=== Begin Enclosure ===

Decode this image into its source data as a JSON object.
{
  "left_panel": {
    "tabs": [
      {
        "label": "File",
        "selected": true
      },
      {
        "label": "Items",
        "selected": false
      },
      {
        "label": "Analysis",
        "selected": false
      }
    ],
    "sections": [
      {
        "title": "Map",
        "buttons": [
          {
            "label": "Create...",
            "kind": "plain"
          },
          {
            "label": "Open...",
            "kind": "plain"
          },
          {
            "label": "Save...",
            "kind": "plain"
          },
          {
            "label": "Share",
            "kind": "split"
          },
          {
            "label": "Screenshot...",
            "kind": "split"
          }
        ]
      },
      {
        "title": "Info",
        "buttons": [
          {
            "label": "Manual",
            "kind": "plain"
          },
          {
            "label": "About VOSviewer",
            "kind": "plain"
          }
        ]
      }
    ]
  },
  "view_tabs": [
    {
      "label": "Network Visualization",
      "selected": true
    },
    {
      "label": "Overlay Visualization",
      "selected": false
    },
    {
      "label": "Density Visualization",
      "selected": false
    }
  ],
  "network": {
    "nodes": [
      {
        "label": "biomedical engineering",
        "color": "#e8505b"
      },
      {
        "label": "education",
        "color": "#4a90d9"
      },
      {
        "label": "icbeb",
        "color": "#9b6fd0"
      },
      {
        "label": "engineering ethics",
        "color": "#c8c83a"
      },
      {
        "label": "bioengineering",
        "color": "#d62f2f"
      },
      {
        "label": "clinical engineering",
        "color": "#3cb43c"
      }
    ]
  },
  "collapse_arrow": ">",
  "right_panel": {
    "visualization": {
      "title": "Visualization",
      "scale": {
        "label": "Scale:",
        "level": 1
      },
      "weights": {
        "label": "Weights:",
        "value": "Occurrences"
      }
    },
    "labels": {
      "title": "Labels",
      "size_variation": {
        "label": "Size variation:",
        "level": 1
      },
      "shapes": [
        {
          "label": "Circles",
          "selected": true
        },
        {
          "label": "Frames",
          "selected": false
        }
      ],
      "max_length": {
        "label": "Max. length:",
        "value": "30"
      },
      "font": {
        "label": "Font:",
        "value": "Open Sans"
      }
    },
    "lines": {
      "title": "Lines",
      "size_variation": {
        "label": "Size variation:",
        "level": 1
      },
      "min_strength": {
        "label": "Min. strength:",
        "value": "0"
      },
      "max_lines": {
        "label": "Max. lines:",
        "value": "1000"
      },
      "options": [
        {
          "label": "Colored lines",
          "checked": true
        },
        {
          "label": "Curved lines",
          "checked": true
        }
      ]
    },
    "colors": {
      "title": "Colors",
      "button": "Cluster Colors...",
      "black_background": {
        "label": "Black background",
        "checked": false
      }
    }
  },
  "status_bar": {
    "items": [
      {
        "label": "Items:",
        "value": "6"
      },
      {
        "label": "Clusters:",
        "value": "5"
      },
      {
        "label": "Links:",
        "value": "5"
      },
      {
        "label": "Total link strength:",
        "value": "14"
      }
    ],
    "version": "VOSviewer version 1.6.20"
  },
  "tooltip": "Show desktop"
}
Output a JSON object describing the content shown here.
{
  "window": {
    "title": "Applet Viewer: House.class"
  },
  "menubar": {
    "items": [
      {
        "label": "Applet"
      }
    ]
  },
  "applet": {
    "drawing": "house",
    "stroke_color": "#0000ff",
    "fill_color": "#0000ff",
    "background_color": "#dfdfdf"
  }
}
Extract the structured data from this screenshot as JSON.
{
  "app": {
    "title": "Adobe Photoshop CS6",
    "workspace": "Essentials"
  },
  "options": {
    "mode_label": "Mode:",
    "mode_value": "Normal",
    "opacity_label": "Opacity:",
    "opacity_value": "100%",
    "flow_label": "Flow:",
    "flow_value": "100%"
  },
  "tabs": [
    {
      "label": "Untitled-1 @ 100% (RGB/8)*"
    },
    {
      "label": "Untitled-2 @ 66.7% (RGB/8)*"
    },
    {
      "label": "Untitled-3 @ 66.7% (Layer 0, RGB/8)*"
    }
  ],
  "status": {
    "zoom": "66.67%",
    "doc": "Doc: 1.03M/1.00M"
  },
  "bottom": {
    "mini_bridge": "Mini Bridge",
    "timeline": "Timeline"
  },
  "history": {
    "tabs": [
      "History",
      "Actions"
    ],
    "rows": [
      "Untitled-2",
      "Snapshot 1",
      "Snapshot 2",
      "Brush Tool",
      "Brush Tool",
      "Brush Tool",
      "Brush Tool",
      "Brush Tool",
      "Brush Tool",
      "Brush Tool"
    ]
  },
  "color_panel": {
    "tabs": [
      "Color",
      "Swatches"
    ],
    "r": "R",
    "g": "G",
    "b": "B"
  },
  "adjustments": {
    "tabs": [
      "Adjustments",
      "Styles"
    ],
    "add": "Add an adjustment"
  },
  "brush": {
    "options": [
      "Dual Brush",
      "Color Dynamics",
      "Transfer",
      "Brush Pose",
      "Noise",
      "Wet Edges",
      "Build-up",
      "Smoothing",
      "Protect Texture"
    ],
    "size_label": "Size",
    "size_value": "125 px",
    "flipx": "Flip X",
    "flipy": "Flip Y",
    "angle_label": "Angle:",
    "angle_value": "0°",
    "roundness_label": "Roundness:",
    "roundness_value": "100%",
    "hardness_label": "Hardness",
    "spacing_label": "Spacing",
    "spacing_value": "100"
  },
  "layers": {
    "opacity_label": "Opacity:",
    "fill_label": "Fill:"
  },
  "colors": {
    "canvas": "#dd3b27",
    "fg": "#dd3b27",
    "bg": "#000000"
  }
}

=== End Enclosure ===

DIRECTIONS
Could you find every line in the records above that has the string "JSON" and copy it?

ANSWER SPACE
Decode this image into its source data as a JSON object.
Output a JSON object describing the content shown here.
Extract the structured data from this screenshot as JSON.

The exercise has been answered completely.